NHL Returns to the Olympics


The players won out in an ongoing battle with the league to return to the Olympics with a chance to win the gold medal. (Courtesy of Twitter)

After only taking only one tournament off, the National Hockey League will return to the Olympics for the 2022 Games in Beijing. This is the result of an eight-year disagreement between the league and the players in which the NHLPA wanted to play for the gold medal and the league did not want to pause the season for two weeks. The players have gotten their way and the Russians will defend their gold medal with the help of Alexander Ovechkin, Evgeni Malkin and Artemi Panarin. 

The United States and Canada will both be in contention for the gold medal once again, and this might be the best chance the Americans have at their third gold since 2010. Connor Hellebuyck (Michigan) has taken a step forward and cemented himself among the top goaltenders in the league. Add in a blue line of Seth Jones (Colorado), Zach Werenski (Michigan) and Ryan McDonagh (Minnesota), and the defensive core looks solid for the stars and stripes. 
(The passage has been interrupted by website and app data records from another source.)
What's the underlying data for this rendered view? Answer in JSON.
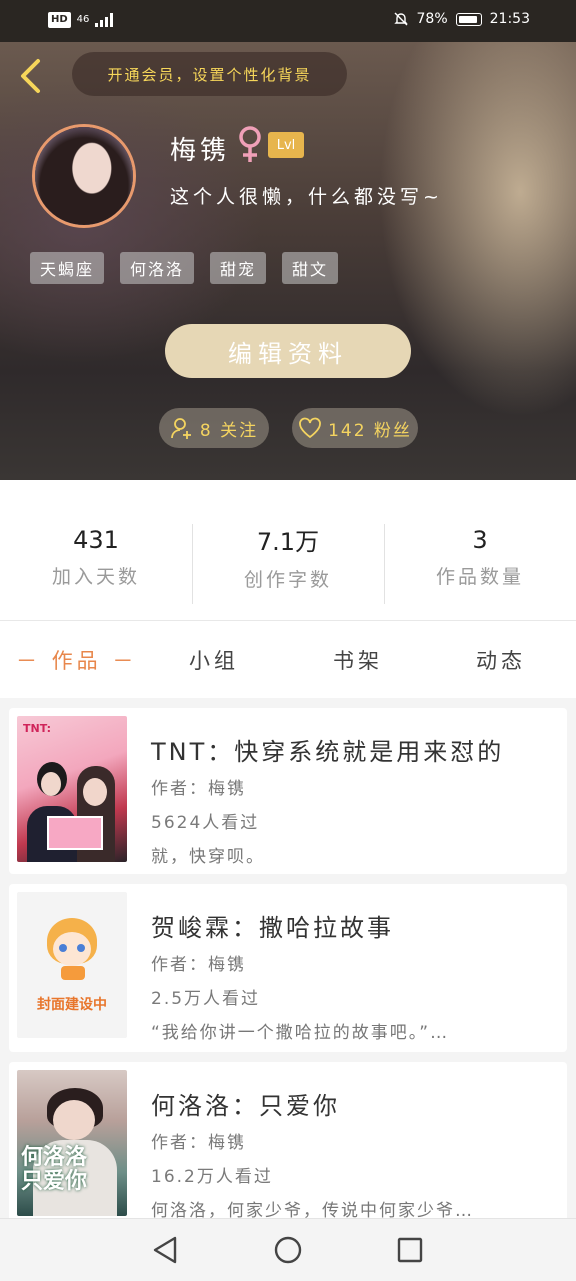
{
  "status_bar": {
    "hd": "HD",
    "network": "46",
    "battery": "78%",
    "time": "21:53"
  },
  "header": {
    "vip_banner": "开通会员，设置个性化背景",
    "username": "梅镌",
    "level": "Lvl",
    "bio": "这个人很懒，什么都没写~",
    "tags": [
      "天蝎座",
      "何洛洛",
      "甜宠",
      "甜文"
    ],
    "edit_button": "编辑资料",
    "following": "8 关注",
    "fans": "142 粉丝"
  },
  "stats": [
    {
      "value": "431",
      "label": "加入天数"
    },
    {
      "value": "7.1万",
      "label": "创作字数"
    },
    {
      "value": "3",
      "label": "作品数量"
    }
  ],
  "tabs": [
    "－ 作品 －",
    "小组",
    "书架",
    "动态"
  ],
  "books": [
    {
      "title": "TNT：快穿系统就是用来怼的",
      "author": "作者：梅镌",
      "views": "5624人看过",
      "desc": "就，快穿呗。",
      "cover_text": "TNT:"
    },
    {
      "title": "贺峻霖：撒哈拉故事",
      "author": "作者：梅镌",
      "views": "2.5万人看过",
      "desc": "“我给你讲一个撒哈拉的故事吧。”…",
      "cover_text": "封面建设中"
    },
    {
      "title": "何洛洛：只爱你",
      "author": "作者：梅镌",
      "views": "16.2万人看过",
      "desc": "何洛洛，何家少爷，传说中何家少爷…",
      "cover_text": "何洛洛只爱你"
    }
  ],
  "colors": {
    "accent": "#e8874c",
    "gold": "#f4d460",
    "edit_button": "#e6d7b5"
  }
}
Up front is where Canada usually has the advantage, but the Americans will be able to throw out a forward unit that challenges for the best historically on paper. Starting down the middle, Auston Matthews (Arizona), Jack Eichel (Massachusetts), Dylan Larkin (Michigan) and Jack Hughes (Florida) will have a tough task against the Connor McDavid and Sidney Crosby-led squad. The wings are commanded by Patrick Kane (New York) and the Tkachuk brothers (St. Louis/Arizona). All in all, this is an extremely solid team that will have a chance to compete for the gold medal. 

The Rangers will most likely have the most Olympians of the three local teams. Panarin will represent Russia, unless a political issue stands in the way. Adam Fox has a great chance to make the American team after his terrific season, Mika Zibanejad will probably be the number one center for the Swedes and Igor Shesterkin has an outside chance of backing up Andrei Vasilevskiy for the Russians.  

Mat Barzal has quite the list of Canadian centers to leapfrog to make the team. McDavid, Crosby, MacKinnon, Bergeron, O’Reilly and Tavares are just a few. His chances to make these games feel slim. Anders Lee and Brock Nelson are in the same position as Barzal with the American forward core, and Varlamov and Sorokin are behind Vasilevskiy and Shesterkin on the Russian goaltending depth chart. 

The only Devils with a chance to make the team are Jack Hughes, who will likely team up with his brother Quinn on the American team, and Nico Hischier for Switzerland. Younger players will have their chance in the future, but only the former top picks will make it this year.

NHL fans across the league are excited to see their favorite players don the international jerseys for the first time since the 2016 World Cup of Hockey. While this might not be Gary Bettman’s ideal situation, both North American teams will make a run at the medals and hopefully bring new fans into the league as well.